NEW YORK (Reuters) - U.S. secondary loan prices are seeing their first bout of weakness since the beginning of the year, pressured by macroeconomic concern that the Federal Reserve will slow its quantitative easing program which has already crushed high yield bond prices.
US leveraged loans had a relatively small 23bp correction to 98.82 on Thursday but remain well insulated as the only major fund class to see inflows last week. Nearly $1 billion of cash flowed into bank loan mutual funds, compared to a record $4.6 billion outflow from high yield, according to Lipper FMI.
“We have had a market in risk assets that has had a great start to the year,” said Jonathan DeSimone, managing director at Sankaty Advisors. “It was probably looking for a reason to pause.”

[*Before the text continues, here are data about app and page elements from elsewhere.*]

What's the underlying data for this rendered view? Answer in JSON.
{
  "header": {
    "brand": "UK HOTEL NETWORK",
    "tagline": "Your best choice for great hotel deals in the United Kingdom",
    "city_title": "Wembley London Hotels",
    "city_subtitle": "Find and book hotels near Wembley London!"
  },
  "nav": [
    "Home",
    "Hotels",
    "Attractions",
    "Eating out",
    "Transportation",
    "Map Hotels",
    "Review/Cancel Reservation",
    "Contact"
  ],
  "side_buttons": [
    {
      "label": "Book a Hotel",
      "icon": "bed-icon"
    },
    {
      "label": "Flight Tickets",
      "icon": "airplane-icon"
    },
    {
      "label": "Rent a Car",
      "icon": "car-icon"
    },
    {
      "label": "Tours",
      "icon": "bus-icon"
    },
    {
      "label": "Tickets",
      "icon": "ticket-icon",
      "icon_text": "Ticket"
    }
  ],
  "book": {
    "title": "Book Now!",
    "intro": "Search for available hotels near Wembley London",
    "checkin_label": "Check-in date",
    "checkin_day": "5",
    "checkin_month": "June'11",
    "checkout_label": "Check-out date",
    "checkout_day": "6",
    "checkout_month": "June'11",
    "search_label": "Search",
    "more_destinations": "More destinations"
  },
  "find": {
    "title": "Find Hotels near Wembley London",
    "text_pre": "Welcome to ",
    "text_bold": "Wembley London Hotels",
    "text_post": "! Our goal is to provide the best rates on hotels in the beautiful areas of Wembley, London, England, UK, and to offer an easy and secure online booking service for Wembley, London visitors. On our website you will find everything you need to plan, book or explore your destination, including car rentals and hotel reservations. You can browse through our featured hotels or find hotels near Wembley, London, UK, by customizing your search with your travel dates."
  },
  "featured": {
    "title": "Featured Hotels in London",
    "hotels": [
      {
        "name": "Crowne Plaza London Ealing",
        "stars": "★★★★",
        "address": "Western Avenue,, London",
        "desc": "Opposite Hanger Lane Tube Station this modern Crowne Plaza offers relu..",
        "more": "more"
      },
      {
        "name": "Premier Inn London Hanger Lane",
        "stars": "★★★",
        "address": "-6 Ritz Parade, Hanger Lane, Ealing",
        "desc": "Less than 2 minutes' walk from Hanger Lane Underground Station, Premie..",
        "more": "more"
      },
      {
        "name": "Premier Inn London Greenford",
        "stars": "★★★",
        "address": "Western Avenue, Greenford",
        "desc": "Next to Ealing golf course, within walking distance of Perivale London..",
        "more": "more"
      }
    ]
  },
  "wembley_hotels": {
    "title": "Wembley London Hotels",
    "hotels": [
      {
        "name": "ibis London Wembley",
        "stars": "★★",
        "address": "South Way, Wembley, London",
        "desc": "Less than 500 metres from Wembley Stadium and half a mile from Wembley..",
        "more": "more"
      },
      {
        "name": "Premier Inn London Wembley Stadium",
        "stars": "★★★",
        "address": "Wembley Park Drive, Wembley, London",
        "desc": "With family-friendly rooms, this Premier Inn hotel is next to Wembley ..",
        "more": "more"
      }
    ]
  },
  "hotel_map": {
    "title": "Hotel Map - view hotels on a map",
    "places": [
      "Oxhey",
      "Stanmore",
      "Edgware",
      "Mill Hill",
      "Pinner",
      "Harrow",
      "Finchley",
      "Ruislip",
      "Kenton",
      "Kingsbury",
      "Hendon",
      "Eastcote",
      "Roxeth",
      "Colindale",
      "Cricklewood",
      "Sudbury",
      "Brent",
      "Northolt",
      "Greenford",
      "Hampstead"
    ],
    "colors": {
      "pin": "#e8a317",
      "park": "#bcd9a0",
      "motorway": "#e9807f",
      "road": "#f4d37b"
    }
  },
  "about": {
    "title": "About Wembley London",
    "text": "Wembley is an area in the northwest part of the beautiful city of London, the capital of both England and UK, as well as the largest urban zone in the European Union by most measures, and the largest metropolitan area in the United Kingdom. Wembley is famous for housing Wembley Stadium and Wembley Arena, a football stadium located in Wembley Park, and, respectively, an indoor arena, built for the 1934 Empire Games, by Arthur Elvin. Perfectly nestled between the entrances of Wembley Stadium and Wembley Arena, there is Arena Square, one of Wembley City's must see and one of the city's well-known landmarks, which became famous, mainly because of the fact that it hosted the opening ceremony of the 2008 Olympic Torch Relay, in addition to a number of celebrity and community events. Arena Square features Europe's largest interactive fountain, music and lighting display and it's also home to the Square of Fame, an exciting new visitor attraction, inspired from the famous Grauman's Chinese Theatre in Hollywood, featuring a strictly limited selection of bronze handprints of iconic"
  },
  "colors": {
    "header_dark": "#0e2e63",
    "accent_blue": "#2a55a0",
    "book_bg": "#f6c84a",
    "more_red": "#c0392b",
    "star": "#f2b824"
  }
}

For secondary loans, the prospect that the U.S. central bank could soon ease off the monetary pump was the reason for the halt of a seemingly inexorable rise in prices.
Before risk markets got spooked, the average bid in the secondary market had risen to 99.05 on May 22, according to LSTA/Thomson Reuters LPC MTM Pricing, and loans bid above 101 accounted for 35 percent of the broader market.
In the two weeks after Federal Reserve Chairman Ben Bernanke’s remarks that the Fed could step down the pace of its purchases as soon as September, average loan bids fell to 98.82 last Thursday and those bid above 101 halved to 17 percent.
European secondary loan prices have also fallen 51bp to 99.29 last Friday from a six-year high of 99.8 on May 14.
While the correction in U.S. secondary loan prices is expected to remain relatively small in comparison to high yield carnage, market softness looks to persist.
“I think it could continue. There’s a little bit of a reassessment,” said Jonathan Insull, managing director at Crescent Capital Group.
Loans are also being impacted by the poor performance of the high-yield bond market.
The two assets classes have often traded in sympathy, but loan prices have been under additional pressure as high-yield investors that bought loans are now selling to meet redemption demands, loan managers said.
The top 100 loans have seen a bigger 46bp decline from 99.12 to 98.66, according to LPC data. The sell-off in the most actively-traded loans also points to an exodus of hot money.
“The crossover buyers from high yield bonds were the sellers,” said Steven Oh, head of Global Credit and Fixed Income at PineBridge Investments.
Although loan prices have weakened, a true sell-off or market rout similar to the summer of 2011 appears unlikely. Demand for loans remains strong from new Collateralised Loan Obligation (CLO) funds, strong inflows to bank loan funds and institutional investors adding the asset class into their portfolios.
These supportive pillars of demand are putting a floor under prices and loans are likely to trade in a narrow band. If loan prices fall substantially, the cash sitting on the sidelines promises to push them back up.
“If the market falls 1 percent or more, a meaningful amount of cash, particularly from CLO warehouses, can jump in and prevent prices from going much lower,” said Oh.
Loans may prove to be less volatile than high yield bonds and may even outperform their subordinated counterparts. In the two weeks since the market volatility began, loans returned a negative 0.4 percent versus a 1.98 percent loss for high yield.
“Loans will trade in a tighter range than bonds,” said Marc Boatwright, portfolio manager at ING Investment “There is much broader interest in loans across the investor base now, and I don’t see that changing dramatically in the current environment.”
Loans also enjoy the added benefit of providing interest rate protection as floating-rate instruments. Investors’ preoccupation with interest rates is climbing as a premature tightening of monetary policy or improving economy would both lead to higher rates which are bad for bond prices, less so for loans.
Both markets however, as well as other risk assets, may be getting ahead of themselves, investors said. Any tapering of the Federal Reserve’s bond-buying program will be gradual and slow, and will probably take many years.
“The market is very much fast-forwarding to the end of the movie,” said DeSimone, who expects the Federal Reserve to “slow the buying, stop the buying and then sell.”
Meanwhile, many loan investors and traders looking to buy and sell paper have welcomed the softening of toppy loan prices. Loan investors are also hopeful that the weakening of the market could stop the marginal repricings that continue to lower spreads and reduce their yields.
“Volatility, little movement here and there, is helpful to a good asset manager,” Insull said.
Editing By Jon Methven